Website and app data records
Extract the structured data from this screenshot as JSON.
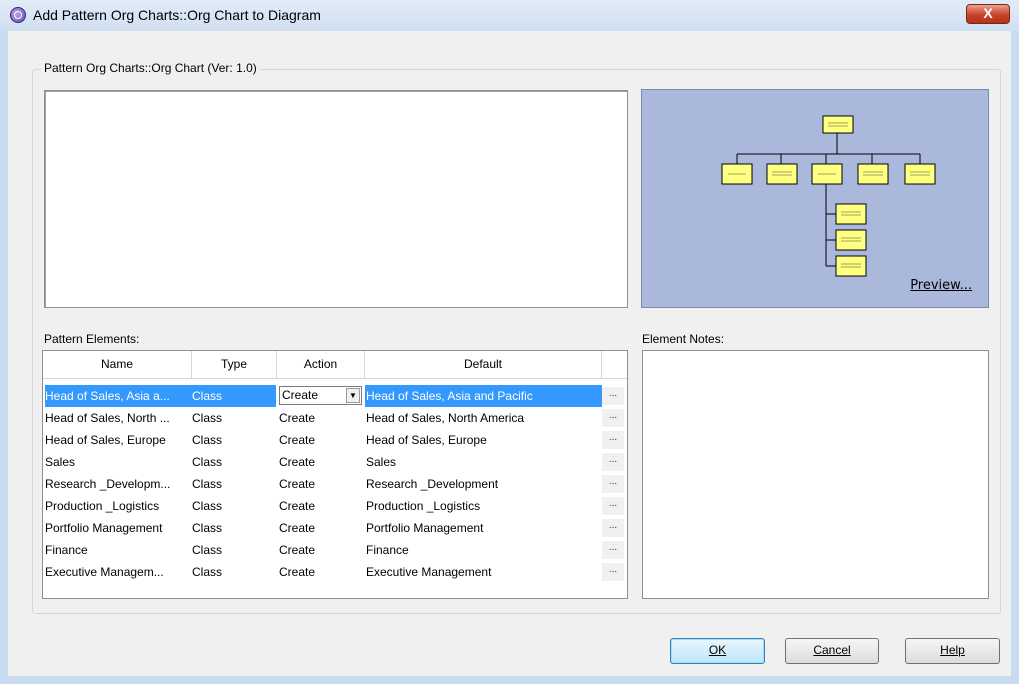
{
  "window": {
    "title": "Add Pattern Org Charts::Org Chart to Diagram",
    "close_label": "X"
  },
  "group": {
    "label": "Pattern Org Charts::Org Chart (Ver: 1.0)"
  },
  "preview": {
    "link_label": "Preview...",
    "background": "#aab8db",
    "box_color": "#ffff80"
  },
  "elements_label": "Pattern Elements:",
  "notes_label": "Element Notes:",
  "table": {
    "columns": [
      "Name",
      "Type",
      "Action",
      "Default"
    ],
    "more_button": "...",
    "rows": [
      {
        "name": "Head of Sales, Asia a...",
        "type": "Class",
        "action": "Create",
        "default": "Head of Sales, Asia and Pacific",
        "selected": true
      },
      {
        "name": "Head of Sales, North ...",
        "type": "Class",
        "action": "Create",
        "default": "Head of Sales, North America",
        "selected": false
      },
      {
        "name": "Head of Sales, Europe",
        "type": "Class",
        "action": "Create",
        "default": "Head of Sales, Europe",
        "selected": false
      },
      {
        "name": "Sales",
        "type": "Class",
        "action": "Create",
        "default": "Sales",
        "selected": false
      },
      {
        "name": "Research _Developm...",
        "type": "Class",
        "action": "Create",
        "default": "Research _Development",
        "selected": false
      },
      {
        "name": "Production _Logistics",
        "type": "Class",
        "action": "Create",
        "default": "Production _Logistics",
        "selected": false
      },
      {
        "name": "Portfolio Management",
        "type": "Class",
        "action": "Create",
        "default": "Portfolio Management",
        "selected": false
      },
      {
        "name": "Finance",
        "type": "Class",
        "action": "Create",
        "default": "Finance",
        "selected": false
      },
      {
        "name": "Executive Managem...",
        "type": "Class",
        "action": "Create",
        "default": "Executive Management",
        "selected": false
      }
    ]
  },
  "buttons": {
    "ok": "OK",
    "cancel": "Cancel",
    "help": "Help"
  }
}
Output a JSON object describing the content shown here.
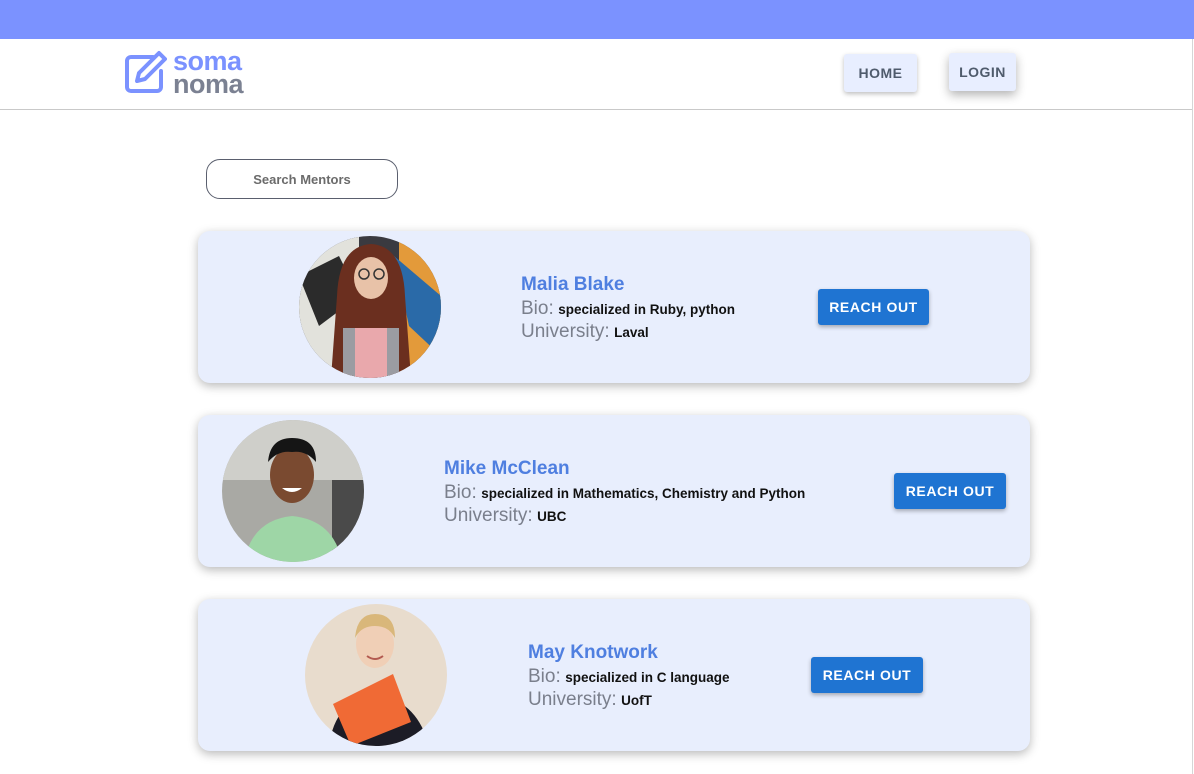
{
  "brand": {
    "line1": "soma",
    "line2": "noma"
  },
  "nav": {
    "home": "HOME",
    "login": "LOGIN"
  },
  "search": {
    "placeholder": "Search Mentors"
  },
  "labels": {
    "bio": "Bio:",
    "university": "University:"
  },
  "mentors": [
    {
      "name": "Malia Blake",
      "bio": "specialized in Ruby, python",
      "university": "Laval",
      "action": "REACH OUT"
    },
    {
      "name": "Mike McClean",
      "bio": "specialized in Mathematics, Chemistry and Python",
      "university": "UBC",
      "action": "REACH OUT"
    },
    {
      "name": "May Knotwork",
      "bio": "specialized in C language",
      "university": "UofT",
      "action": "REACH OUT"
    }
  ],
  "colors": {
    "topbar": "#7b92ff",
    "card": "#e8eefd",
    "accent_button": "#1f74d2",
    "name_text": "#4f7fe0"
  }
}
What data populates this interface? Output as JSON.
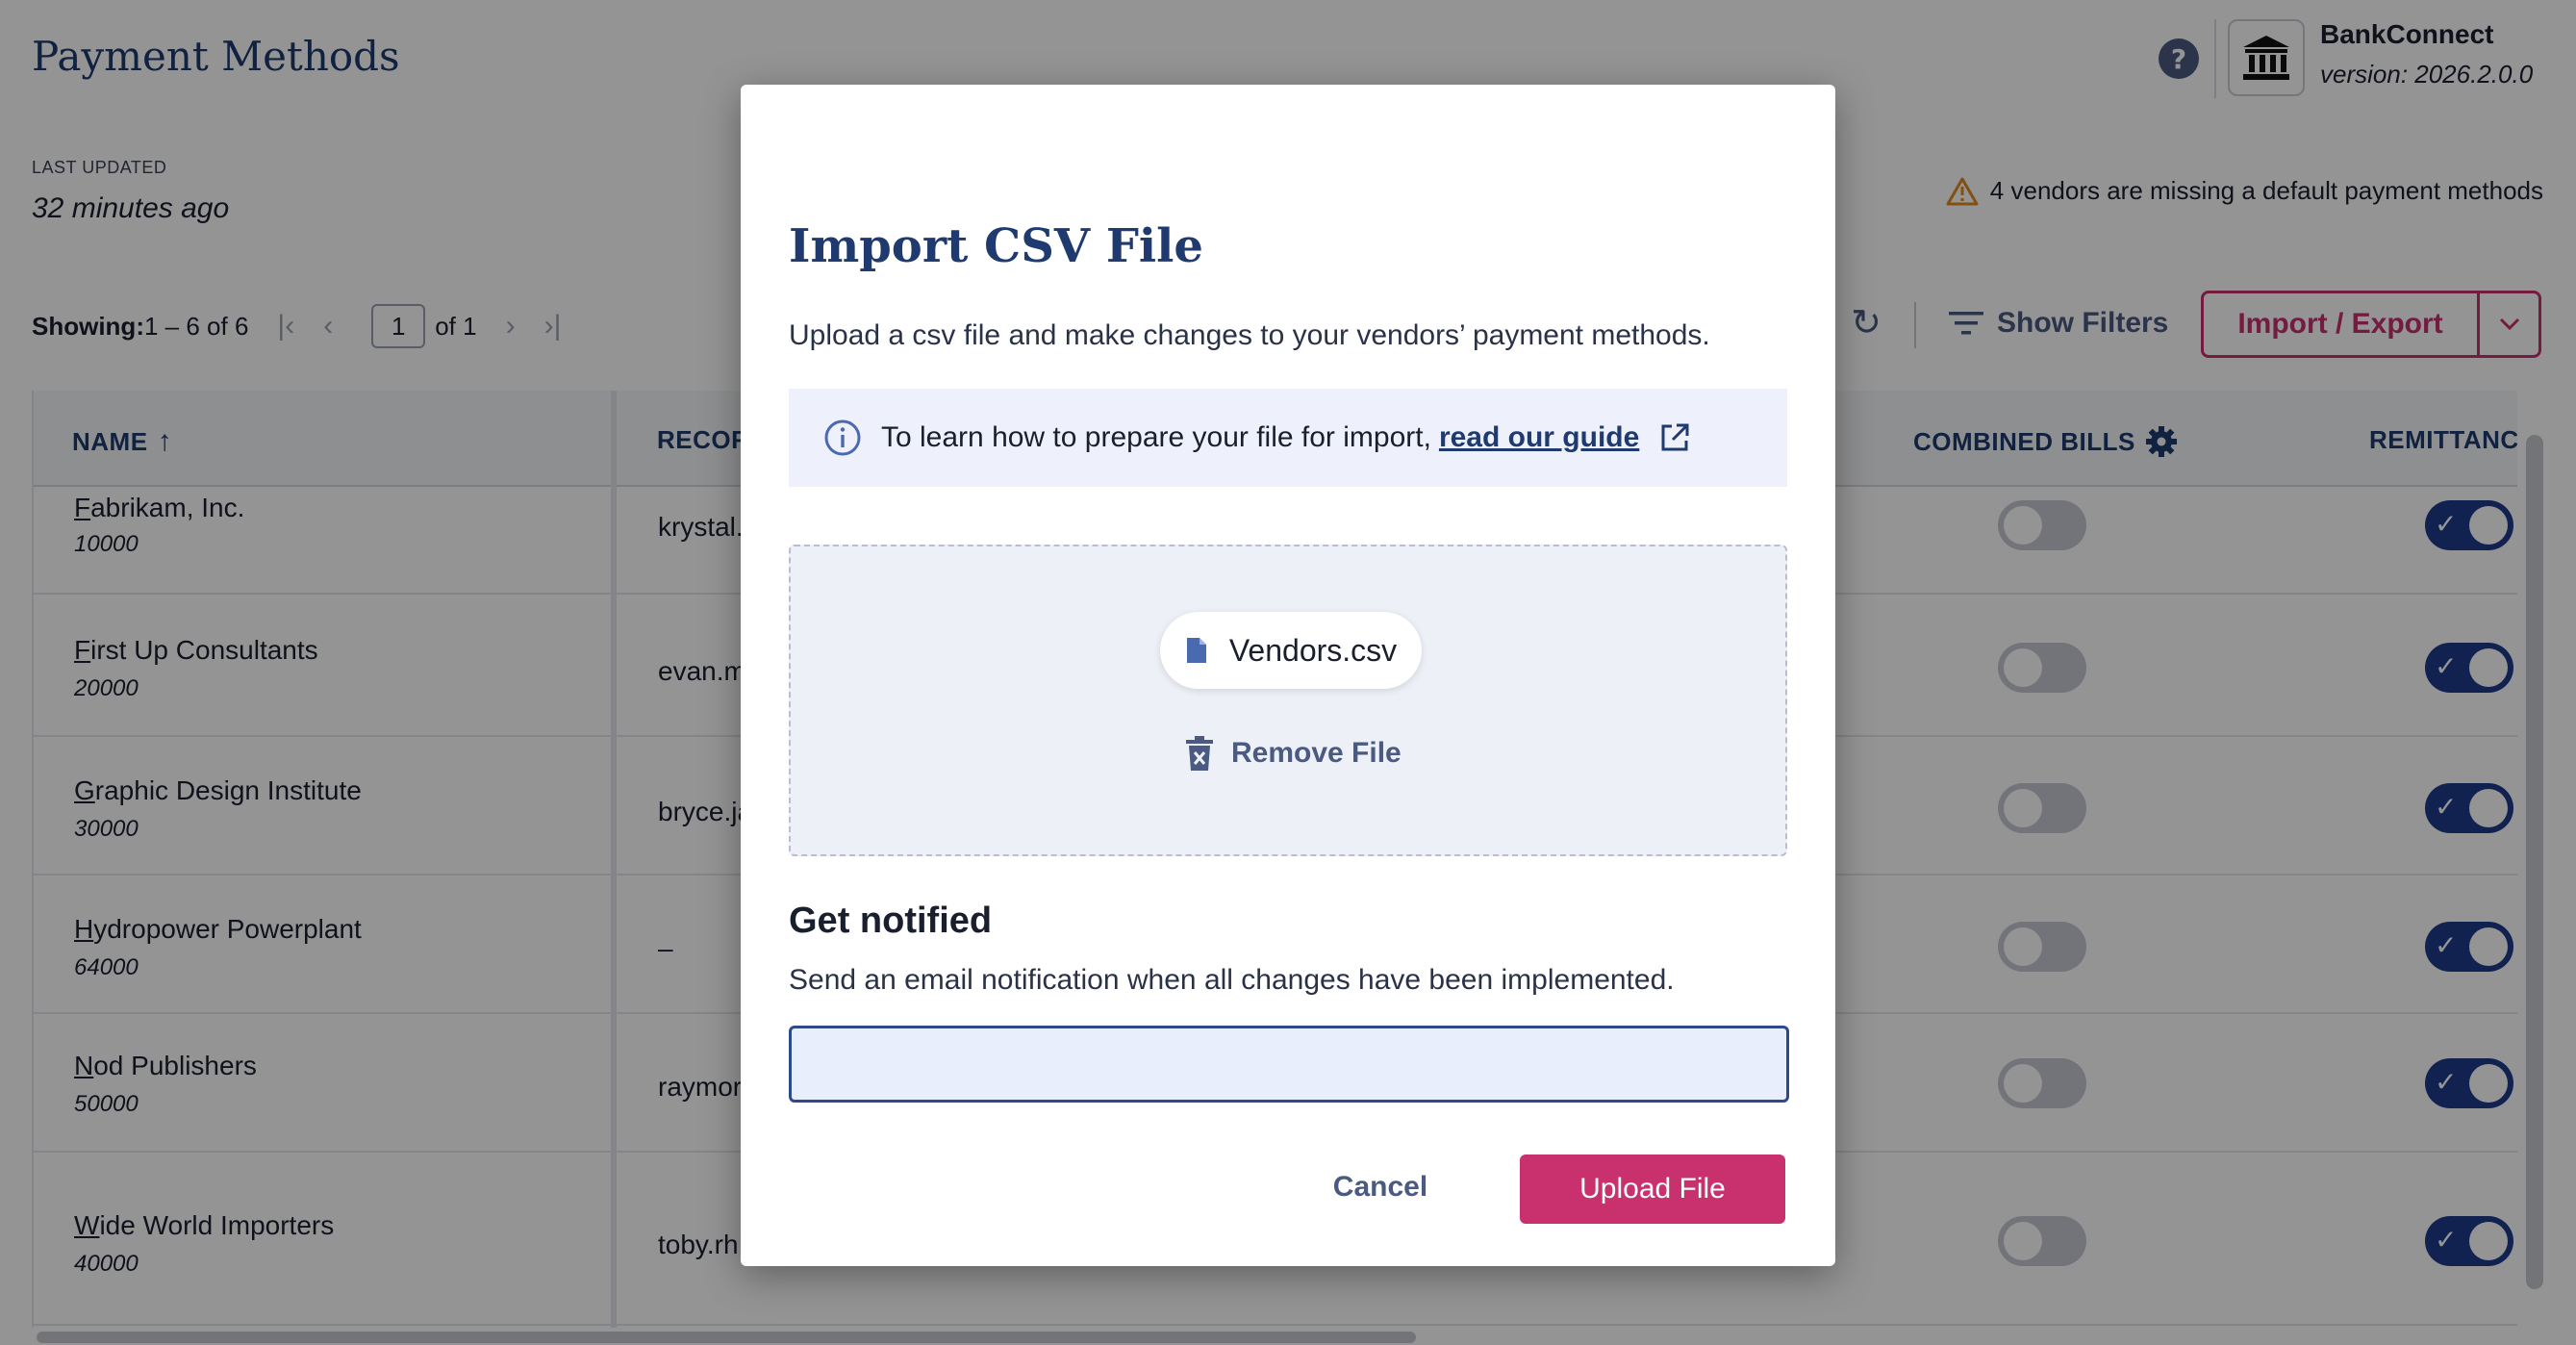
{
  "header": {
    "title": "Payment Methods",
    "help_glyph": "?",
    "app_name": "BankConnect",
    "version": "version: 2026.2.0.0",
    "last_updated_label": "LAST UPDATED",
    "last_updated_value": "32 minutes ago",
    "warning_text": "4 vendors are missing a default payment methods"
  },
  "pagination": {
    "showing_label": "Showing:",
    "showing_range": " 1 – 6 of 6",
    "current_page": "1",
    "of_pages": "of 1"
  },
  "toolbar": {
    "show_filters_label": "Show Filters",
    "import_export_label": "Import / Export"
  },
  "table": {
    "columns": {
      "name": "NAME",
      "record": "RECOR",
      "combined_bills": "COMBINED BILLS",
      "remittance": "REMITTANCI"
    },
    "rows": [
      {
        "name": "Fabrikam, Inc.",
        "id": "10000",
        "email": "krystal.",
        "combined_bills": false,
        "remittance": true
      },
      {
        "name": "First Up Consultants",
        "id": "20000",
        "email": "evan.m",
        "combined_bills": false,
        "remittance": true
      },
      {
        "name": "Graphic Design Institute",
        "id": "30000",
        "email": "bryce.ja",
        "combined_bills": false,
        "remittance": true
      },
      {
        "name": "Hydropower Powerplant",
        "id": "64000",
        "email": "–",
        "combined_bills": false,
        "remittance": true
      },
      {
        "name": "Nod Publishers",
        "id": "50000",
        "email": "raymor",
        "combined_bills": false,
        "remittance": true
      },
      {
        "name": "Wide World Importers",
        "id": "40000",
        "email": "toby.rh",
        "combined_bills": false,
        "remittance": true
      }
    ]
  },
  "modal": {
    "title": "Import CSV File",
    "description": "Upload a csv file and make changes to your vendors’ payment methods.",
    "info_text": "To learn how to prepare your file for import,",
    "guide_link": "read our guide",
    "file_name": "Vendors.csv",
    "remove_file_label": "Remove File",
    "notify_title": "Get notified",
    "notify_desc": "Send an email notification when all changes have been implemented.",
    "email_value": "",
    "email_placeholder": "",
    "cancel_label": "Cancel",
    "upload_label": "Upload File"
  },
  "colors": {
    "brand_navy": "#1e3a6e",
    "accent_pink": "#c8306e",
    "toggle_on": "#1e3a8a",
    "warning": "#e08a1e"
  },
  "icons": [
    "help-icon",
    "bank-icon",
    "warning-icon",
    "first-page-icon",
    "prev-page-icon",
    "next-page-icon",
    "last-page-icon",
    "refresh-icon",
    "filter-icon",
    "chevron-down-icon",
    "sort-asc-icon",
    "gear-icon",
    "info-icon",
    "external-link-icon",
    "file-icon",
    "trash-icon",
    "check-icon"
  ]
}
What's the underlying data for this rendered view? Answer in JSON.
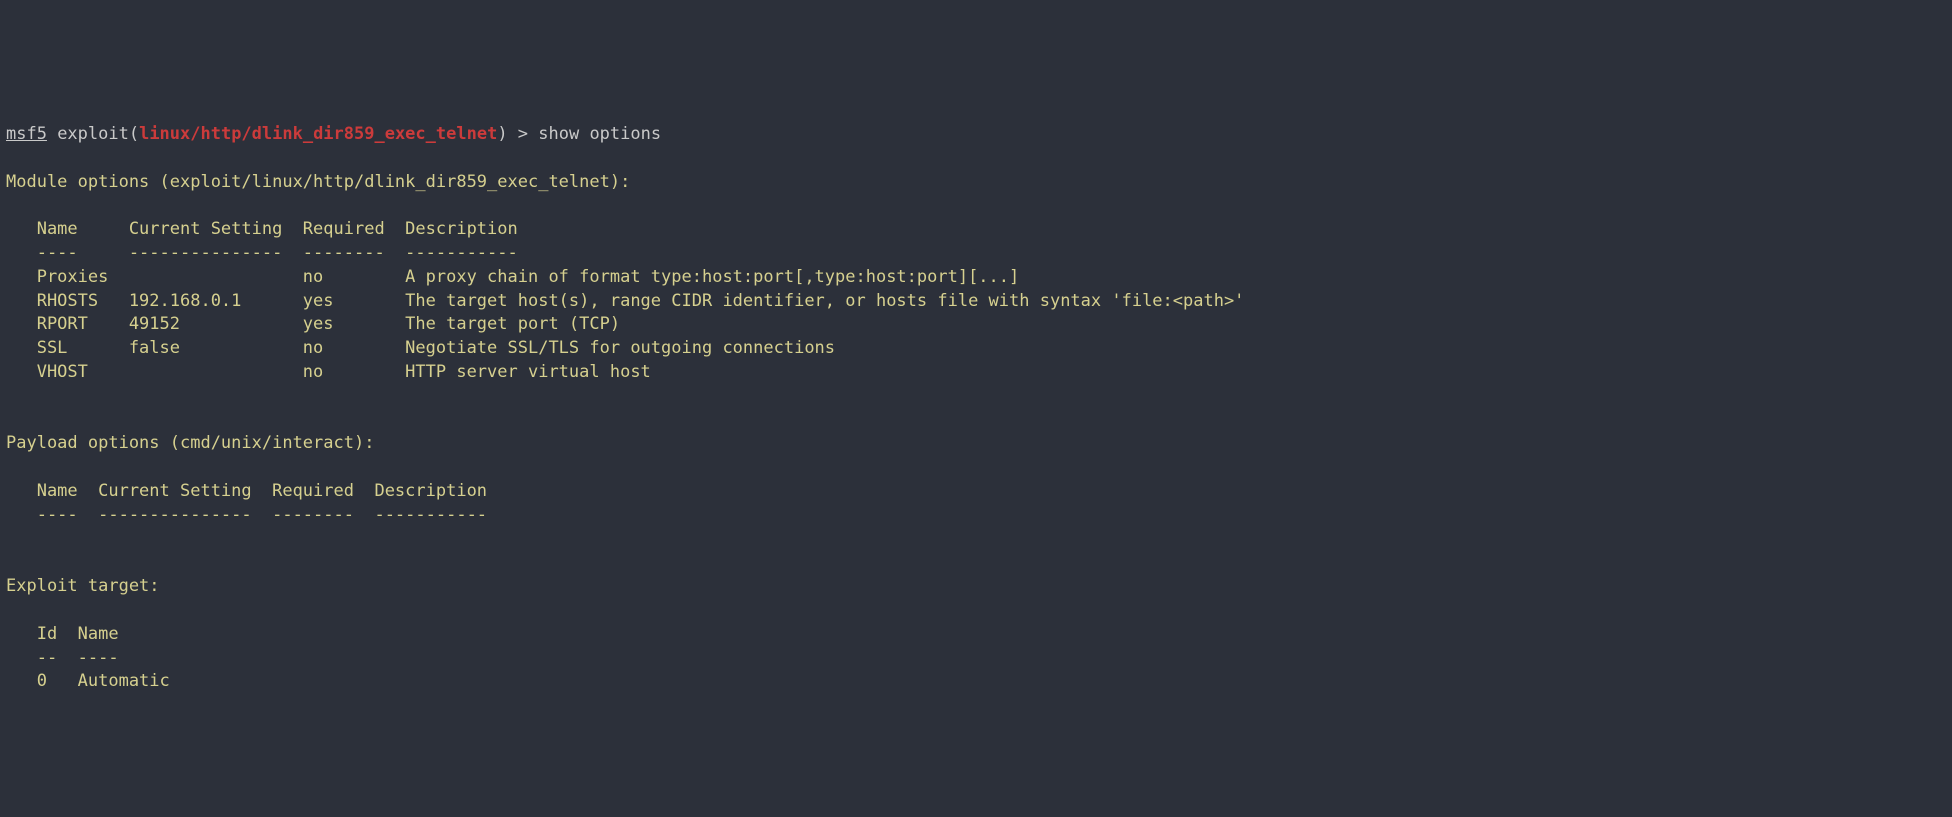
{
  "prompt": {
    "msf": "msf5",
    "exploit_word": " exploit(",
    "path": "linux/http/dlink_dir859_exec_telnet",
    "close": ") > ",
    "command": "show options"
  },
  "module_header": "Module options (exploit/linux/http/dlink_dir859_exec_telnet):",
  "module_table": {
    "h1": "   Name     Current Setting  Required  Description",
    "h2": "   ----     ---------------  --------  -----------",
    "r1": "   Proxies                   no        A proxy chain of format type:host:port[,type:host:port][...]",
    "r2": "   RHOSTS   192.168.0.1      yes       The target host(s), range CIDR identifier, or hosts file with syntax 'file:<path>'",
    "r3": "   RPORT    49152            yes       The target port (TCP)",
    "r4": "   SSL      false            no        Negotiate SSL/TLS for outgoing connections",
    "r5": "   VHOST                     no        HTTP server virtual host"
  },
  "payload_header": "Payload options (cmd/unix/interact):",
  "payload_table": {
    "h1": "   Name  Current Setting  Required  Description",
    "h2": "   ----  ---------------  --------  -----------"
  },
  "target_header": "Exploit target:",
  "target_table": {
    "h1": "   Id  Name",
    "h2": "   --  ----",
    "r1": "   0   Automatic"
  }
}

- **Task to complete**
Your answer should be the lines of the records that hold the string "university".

- **Result below**
    "university": "University:"
      "university": "Laval",
      "university": "UBC",
      "university": "UofT",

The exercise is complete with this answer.